That is, when they aren’t trying to credit greed and capitalism for the success of the vaccination process, when it was in fact the altruism, kindness and sense of community which underpin organisations like the NHS which we have to thank. As a Tory, Johnson ideologically opposes the NHS, preferring profit-based systems where the richer you are, the better healthcare you have access to; he’ll never admit a socially-based system has saved the country. Contrary to the moronic claims of the scumbag now in Downing Street, capitalism gets in the way and hinders the process, when in fact we all need to work together. This year has demonstrated that beyond doubt. The Tories might try to take the credit, but it is despite, not because of, their perverse world views that we are at this point; and had it been soley up to them, things could have been far worse.
The Tories are thus ideologically opposed to both the NHS and EU, but it is only thanks to the bloody hard work of National Health Service staff that we are doing so well; and if we were still members of the European Union there would be much less risk of a resurgence. Why then, in the name of all that is good in the world, do we let these fools run the country?
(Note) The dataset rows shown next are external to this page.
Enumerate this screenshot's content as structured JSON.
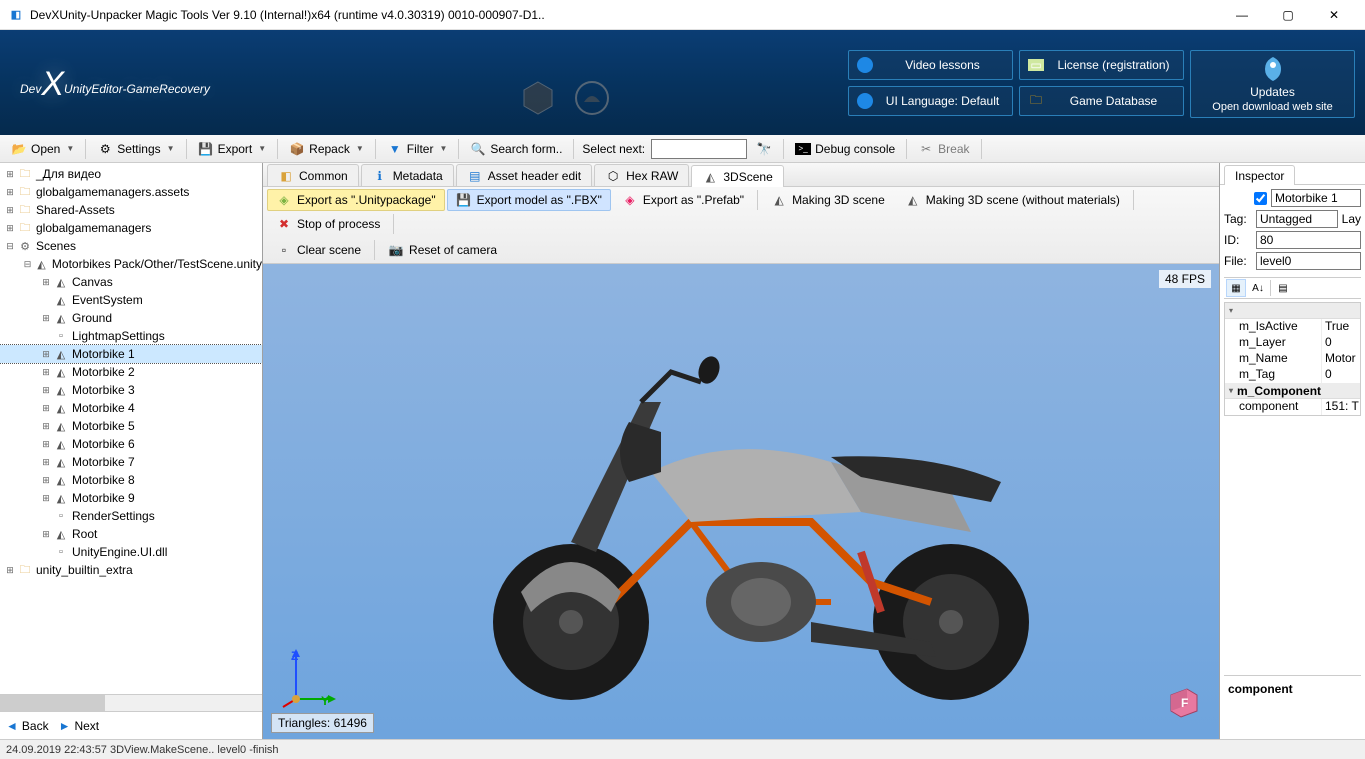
{
  "window": {
    "title": "DevXUnity-Unpacker Magic Tools Ver 9.10 (Internal!)x64 (runtime v4.0.30319) 0010-000907-D1.."
  },
  "banner": {
    "logo_pre": "Dev",
    "logo_x": "X",
    "logo_post": "UnityEditor-GameRecovery",
    "btn_video": "Video lessons",
    "btn_lang": "UI Language: Default",
    "btn_license": "License (registration)",
    "btn_db": "Game Database",
    "btn_updates": "Updates",
    "btn_updates_sub": "Open download web site"
  },
  "toolbar": {
    "open": "Open",
    "settings": "Settings",
    "export": "Export",
    "repack": "Repack",
    "filter": "Filter",
    "search": "Search form..",
    "select_next": "Select next:",
    "debug": "Debug console",
    "break": "Break"
  },
  "tree": [
    {
      "d": 0,
      "tw": "+",
      "ic": "folder",
      "t": "_Для видео"
    },
    {
      "d": 0,
      "tw": "+",
      "ic": "folder",
      "t": "globalgamemanagers.assets"
    },
    {
      "d": 0,
      "tw": "+",
      "ic": "folder",
      "t": "Shared-Assets"
    },
    {
      "d": 0,
      "tw": "+",
      "ic": "folder",
      "t": "globalgamemanagers"
    },
    {
      "d": 0,
      "tw": "-",
      "ic": "scene",
      "t": "Scenes"
    },
    {
      "d": 1,
      "tw": "-",
      "ic": "unity",
      "t": "Motorbikes Pack/Other/TestScene.unity"
    },
    {
      "d": 2,
      "tw": "+",
      "ic": "unity",
      "t": "Canvas"
    },
    {
      "d": 2,
      "tw": "",
      "ic": "unity",
      "t": "EventSystem"
    },
    {
      "d": 2,
      "tw": "+",
      "ic": "unity",
      "t": "Ground"
    },
    {
      "d": 2,
      "tw": "",
      "ic": "doc",
      "t": "LightmapSettings"
    },
    {
      "d": 2,
      "tw": "+",
      "ic": "unity",
      "t": "Motorbike 1",
      "sel": true
    },
    {
      "d": 2,
      "tw": "+",
      "ic": "unity",
      "t": "Motorbike 2"
    },
    {
      "d": 2,
      "tw": "+",
      "ic": "unity",
      "t": "Motorbike 3"
    },
    {
      "d": 2,
      "tw": "+",
      "ic": "unity",
      "t": "Motorbike 4"
    },
    {
      "d": 2,
      "tw": "+",
      "ic": "unity",
      "t": "Motorbike 5"
    },
    {
      "d": 2,
      "tw": "+",
      "ic": "unity",
      "t": "Motorbike 6"
    },
    {
      "d": 2,
      "tw": "+",
      "ic": "unity",
      "t": "Motorbike 7"
    },
    {
      "d": 2,
      "tw": "+",
      "ic": "unity",
      "t": "Motorbike 8"
    },
    {
      "d": 2,
      "tw": "+",
      "ic": "unity",
      "t": "Motorbike 9"
    },
    {
      "d": 2,
      "tw": "",
      "ic": "doc",
      "t": "RenderSettings"
    },
    {
      "d": 2,
      "tw": "+",
      "ic": "unity",
      "t": "Root"
    },
    {
      "d": 2,
      "tw": "",
      "ic": "doc",
      "t": "UnityEngine.UI.dll"
    },
    {
      "d": 0,
      "tw": "+",
      "ic": "folder",
      "t": "unity_builtin_extra"
    }
  ],
  "nav": {
    "back": "Back",
    "next": "Next"
  },
  "tabs": {
    "common": "Common",
    "meta": "Metadata",
    "header": "Asset header edit",
    "hex": "Hex RAW",
    "scene": "3DScene"
  },
  "subtool": {
    "exp_unity": "Export as \".Unitypackage\"",
    "exp_fbx": "Export model as \".FBX\"",
    "exp_prefab": "Export as \".Prefab\"",
    "make3d": "Making 3D scene",
    "make3d_nomat": "Making 3D scene (without materials)",
    "stop": "Stop of process",
    "clear": "Clear scene",
    "reset_cam": "Reset of camera"
  },
  "viewport": {
    "fps": "48 FPS",
    "triangles": "Triangles: 61496",
    "axis_z": "Z",
    "axis_y": "Y"
  },
  "inspector": {
    "title": "Inspector",
    "name": "Motorbike 1",
    "tag_lbl": "Tag:",
    "tag": "Untagged",
    "lay_lbl": "Lay",
    "id_lbl": "ID:",
    "id": "80",
    "file_lbl": "File:",
    "file": "level0",
    "props": [
      {
        "k": "m_IsActive",
        "v": "True"
      },
      {
        "k": "m_Layer",
        "v": "0"
      },
      {
        "k": "m_Name",
        "v": "Motor"
      },
      {
        "k": "m_Tag",
        "v": "0"
      }
    ],
    "section": "m_Component",
    "comp_k": "component",
    "comp_v": "151: T",
    "bottom": "component"
  },
  "status": "24.09.2019 22:43:57 3DView.MakeScene.. level0 -finish"
}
I just came across something very, very interesting indeed. Huge Star Trek fan that I am, when I was growing up I used to watch The Next Generation again and again. It was on BBC 2 every Wednesday for years, repeated ad nauseam. I had always assumed I’d seen every episode of every season. However, I was messing around on Youtube earlier when I happened upon this video about the ten Star Trek episodes which pissed people off the most. In the number nine slot was an episode of TNG called The High Ground, which according to the video had the crew of the Enterprise visit a planet upon which a group of terrorists was conducting a campaign for independence. The episode was rather controversial in that it explored the terrorists’ motives, showing their side of the story. It was so controversial, in fact, that the episode had never been aired on either the BBC or RTE, particularly given that it was first released in the early nineties at the time of the troubles in Ireland. (The episode even refers to the troubles directly).
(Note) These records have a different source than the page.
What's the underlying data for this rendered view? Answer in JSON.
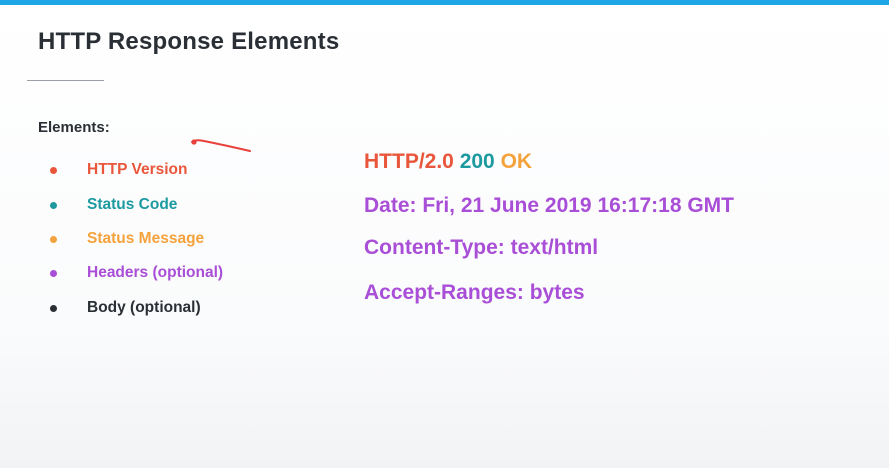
{
  "title": "HTTP Response Elements",
  "elements_label": "Elements:",
  "elements": [
    {
      "label": "HTTP Version",
      "color": "#e8563b"
    },
    {
      "label": "Status Code",
      "color": "#1c9a9f"
    },
    {
      "label": "Status Message",
      "color": "#f4a23c"
    },
    {
      "label": "Headers (optional)",
      "color": "#a94ed6"
    },
    {
      "label": "Body (optional)",
      "color": "#2a2f36"
    }
  ],
  "response": {
    "version": "HTTP/2.0",
    "status_code": "200",
    "status_message": "OK",
    "headers": [
      "Date: Fri, 21 June 2019 16:17:18 GMT",
      "Content-Type: text/html",
      "Accept-Ranges: bytes"
    ]
  },
  "colors": {
    "accent_bar": "#1ea7e4",
    "version": "#e8563b",
    "status_code": "#1c9a9f",
    "status_message": "#f4a23c",
    "headers": "#a94ed6",
    "body": "#2a2f36"
  }
}
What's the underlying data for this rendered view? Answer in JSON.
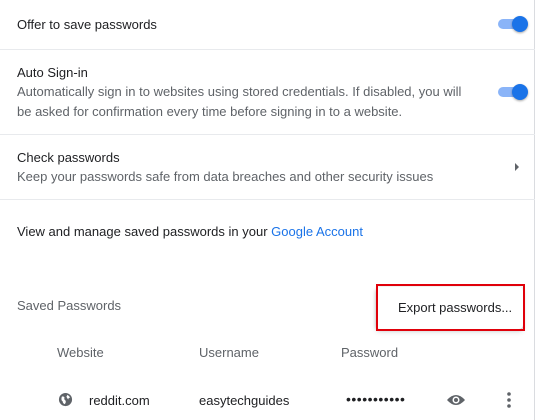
{
  "settings": {
    "offer_to_save": {
      "title": "Offer to save passwords",
      "enabled": true
    },
    "auto_signin": {
      "title": "Auto Sign-in",
      "description": "Automatically sign in to websites using stored credentials. If disabled, you will be asked for confirmation every time before signing in to a website.",
      "enabled": true
    },
    "check_passwords": {
      "title": "Check passwords",
      "description": "Keep your passwords safe from data breaches and other security issues"
    },
    "manage": {
      "text": "View and manage saved passwords in your ",
      "link": "Google Account"
    }
  },
  "saved_passwords": {
    "heading": "Saved Passwords",
    "menu": {
      "export_label": "Export passwords..."
    },
    "columns": [
      "Website",
      "Username",
      "Password"
    ],
    "rows": [
      {
        "site": "reddit.com",
        "username": "easytechguides",
        "password": "•••••••••••"
      }
    ]
  },
  "colors": {
    "accent": "#1a73e8",
    "highlight": "#e0000a"
  }
}
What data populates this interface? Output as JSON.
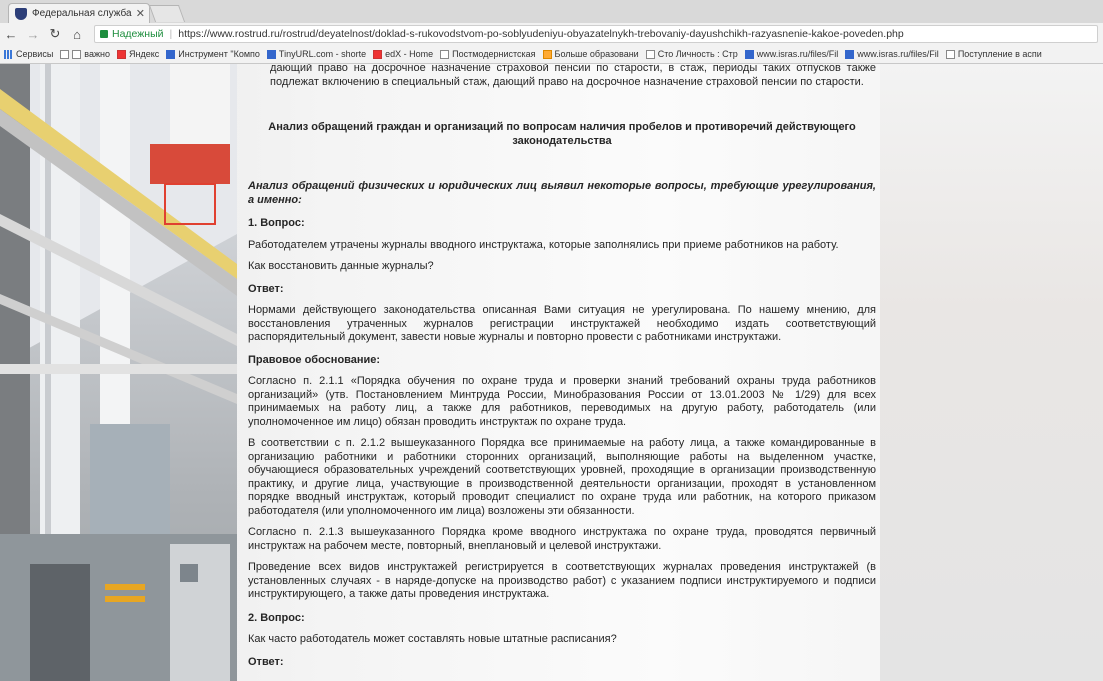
{
  "browser": {
    "tab_title": "Федеральная служба по",
    "secure_label": "Надежный",
    "url": "https://www.rostrud.ru/rostrud/deyatelnost/doklad-s-rukovodstvom-po-soblyudeniyu-obyazatelnykh-trebovaniy-dayushchikh-razyasnenie-kakoe-poveden.php",
    "bookmarks": [
      "Сервисы",
      "важно",
      "Яндекс",
      "Инструмент \"Компо",
      "TinyURL.com - shorte",
      "edX - Home",
      "Постмодернистская",
      "Больше образовани",
      "Сто Личность : Стр",
      "www.isras.ru/files/Fil",
      "www.isras.ru/files/Fil",
      "Поступление в аспи"
    ]
  },
  "article": {
    "top_fragment": "дающий право на досрочное назначение страховой пенсии по старости, в стаж, периоды таких отпусков также подлежат включению в специальный стаж, дающий право на досрочное назначение страховой пенсии по старости.",
    "section_heading": "Анализ обращений граждан и организаций по вопросам наличия пробелов и противоречий действующего законодательства",
    "intro": "Анализ обращений физических и юридических лиц выявил некоторые вопросы, требующие урегулирования, а именно:",
    "q1_label": "1. Вопрос:",
    "q1_text": "Работодателем утрачены журналы вводного инструктажа, которые заполнялись при приеме работников на работу.",
    "q1_followup": "Как восстановить данные журналы?",
    "answer_label": "Ответ:",
    "a1_text": "Нормами действующего законодательства описанная Вами ситуация не урегулирована. По нашему мнению, для восстановления утраченных журналов регистрации инструктажей необходимо издать соответствующий распорядительный документ, завести новые журналы и повторно провести с работниками инструктажи.",
    "legal_label": "Правовое обоснование:",
    "legal_p1": "Согласно п. 2.1.1 «Порядка обучения по охране труда и проверки знаний требований охраны труда работников организаций» (утв. Постановлением Минтруда России, Минобразования России от 13.01.2003 № 1/29) для всех принимаемых на работу лиц, а также для работников, переводимых на другую работу, работодатель (или уполномоченное им лицо) обязан проводить инструктаж по охране труда.",
    "legal_p2": "В соответствии с п. 2.1.2 вышеуказанного Порядка все принимаемые на работу лица, а также командированные в организацию работники и работники сторонних организаций, выполняющие работы на выделенном участке, обучающиеся образовательных учреждений соответствующих уровней, проходящие в организации производственную практику, и другие лица, участвующие в производственной деятельности организации, проходят в установленном порядке вводный инструктаж, который проводит специалист по охране труда или работник, на которого приказом работодателя (или уполномоченного им лица) возложены эти обязанности.",
    "legal_p3": "Согласно п. 2.1.3 вышеуказанного Порядка кроме вводного инструктажа по охране труда, проводятся первичный инструктаж на рабочем месте, повторный, внеплановый и целевой инструктажи.",
    "legal_p4": "Проведение всех видов инструктажей регистрируется в соответствующих журналах проведения инструктажей (в установленных случаях - в наряде-допуске на производство работ) с указанием подписи инструктируемого и подписи инструктирующего, а также даты проведения инструктажа.",
    "q2_label": "2. Вопрос:",
    "q2_text": "Как часто работодатель может составлять новые штатные расписания?",
    "answer2_label": "Ответ:"
  }
}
My curiosity, predictably, was too strong: Googling the episode’s season and episode number (Season 3 Episode 12) I headed straight for Netflix. What I found myself watching was a complex, nuanced and ambiguous piece of television. While it did not take the terrorist’s side, nor did it totally condemn them; both sides were shown to be at fault and capable of brutality. Perhaps most controversially of all, it went so far as to say terrorism could sometimes achieve it’s goals, for example even referring to it leading to Irish Unification in 2024. I could certainly see why the episode could be considered so politically sensitive and why the Beeb may have been so reluctant to screen it, especially when it was produced. At the same time, I thought it was a great, thought-provoking episode which reminded me why TNG was so ground-breaking; I’m really glad to have finally seen it.
Today, we are told by the media, marks the miserable anniversary of the beginning of a miserable year. I know I should probably say something to commemorate it, but what could any writer write about anything so hideous? Instead, I think I’ll just direct everyone here once again, and ask you all to turn your volume up and join in.